─── Given records

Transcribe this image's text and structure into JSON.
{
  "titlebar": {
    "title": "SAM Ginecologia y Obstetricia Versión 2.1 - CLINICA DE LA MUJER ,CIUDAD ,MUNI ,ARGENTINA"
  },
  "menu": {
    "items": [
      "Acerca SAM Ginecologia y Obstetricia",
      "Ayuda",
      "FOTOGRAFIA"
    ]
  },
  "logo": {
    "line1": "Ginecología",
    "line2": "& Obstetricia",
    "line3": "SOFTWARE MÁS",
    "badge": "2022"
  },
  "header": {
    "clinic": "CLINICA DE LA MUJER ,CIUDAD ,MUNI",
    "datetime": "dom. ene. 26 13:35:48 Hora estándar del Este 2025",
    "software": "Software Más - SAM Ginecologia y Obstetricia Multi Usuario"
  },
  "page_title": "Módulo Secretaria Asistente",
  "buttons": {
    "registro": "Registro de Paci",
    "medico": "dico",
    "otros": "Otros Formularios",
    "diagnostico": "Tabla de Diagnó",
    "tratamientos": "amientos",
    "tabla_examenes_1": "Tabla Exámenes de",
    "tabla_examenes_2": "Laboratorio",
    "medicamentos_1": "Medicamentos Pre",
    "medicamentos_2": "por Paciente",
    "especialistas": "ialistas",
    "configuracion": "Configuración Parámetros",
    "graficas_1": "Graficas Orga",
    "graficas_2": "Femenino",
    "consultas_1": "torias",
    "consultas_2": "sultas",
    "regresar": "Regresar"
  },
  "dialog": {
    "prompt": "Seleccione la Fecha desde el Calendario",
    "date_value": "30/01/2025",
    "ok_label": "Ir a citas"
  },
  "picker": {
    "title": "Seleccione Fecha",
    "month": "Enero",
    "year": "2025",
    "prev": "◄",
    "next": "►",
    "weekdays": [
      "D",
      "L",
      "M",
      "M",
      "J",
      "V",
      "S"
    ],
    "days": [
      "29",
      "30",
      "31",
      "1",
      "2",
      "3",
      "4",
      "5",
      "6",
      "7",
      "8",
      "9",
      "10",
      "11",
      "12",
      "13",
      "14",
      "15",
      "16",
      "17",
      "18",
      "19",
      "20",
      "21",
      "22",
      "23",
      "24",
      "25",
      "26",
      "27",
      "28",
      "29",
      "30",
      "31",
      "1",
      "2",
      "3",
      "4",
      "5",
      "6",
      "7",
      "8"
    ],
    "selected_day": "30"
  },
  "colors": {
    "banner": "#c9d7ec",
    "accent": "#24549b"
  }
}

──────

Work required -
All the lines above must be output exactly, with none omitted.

Answer for this exercise -
Transcribe this image's text and structure into JSON.
{
  "titlebar": {
    "title": "SAM Ginecologia y Obstetricia Versión 2.1 - CLINICA DE LA MUJER ,CIUDAD ,MUNI ,ARGENTINA"
  },
  "menu": {
    "items": [
      "Acerca SAM Ginecologia y Obstetricia",
      "Ayuda",
      "FOTOGRAFIA"
    ]
  },
  "logo": {
    "line1": "Ginecología",
    "line2": "& Obstetricia",
    "line3": "SOFTWARE MÁS",
    "badge": "2022"
  },
  "header": {
    "clinic": "CLINICA DE LA MUJER ,CIUDAD ,MUNI",
    "datetime": "dom. ene. 26 13:35:48 Hora estándar del Este 2025",
    "software": "Software Más - SAM Ginecologia y Obstetricia Multi Usuario"
  },
  "page_title": "Módulo Secretaria Asistente",
  "buttons": {
    "registro": "Registro de Paci",
    "medico": "dico",
    "otros": "Otros Formularios",
    "diagnostico": "Tabla de Diagnó",
    "tratamientos": "amientos",
    "tabla_examenes_1": "Tabla Exámenes de",
    "tabla_examenes_2": "Laboratorio",
    "medicamentos_1": "Medicamentos Pre",
    "medicamentos_2": "por Paciente",
    "especialistas": "ialistas",
    "configuracion": "Configuración Parámetros",
    "graficas_1": "Graficas Orga",
    "graficas_2": "Femenino",
    "consultas_1": "torias",
    "consultas_2": "sultas",
    "regresar": "Regresar"
  },
  "dialog": {
    "prompt": "Seleccione la Fecha desde el Calendario",
    "date_value": "30/01/2025",
    "ok_label": "Ir a citas"
  },
  "picker": {
    "title": "Seleccione Fecha",
    "month": "Enero",
    "year": "2025",
    "prev": "◄",
    "next": "►",
    "weekdays": [
      "D",
      "L",
      "M",
      "M",
      "J",
      "V",
      "S"
    ],
    "days": [
      "29",
      "30",
      "31",
      "1",
      "2",
      "3",
      "4",
      "5",
      "6",
      "7",
      "8",
      "9",
      "10",
      "11",
      "12",
      "13",
      "14",
      "15",
      "16",
      "17",
      "18",
      "19",
      "20",
      "21",
      "22",
      "23",
      "24",
      "25",
      "26",
      "27",
      "28",
      "29",
      "30",
      "31",
      "1",
      "2",
      "3",
      "4",
      "5",
      "6",
      "7",
      "8"
    ],
    "selected_day": "30"
  },
  "colors": {
    "banner": "#c9d7ec",
    "accent": "#24549b"
  }
}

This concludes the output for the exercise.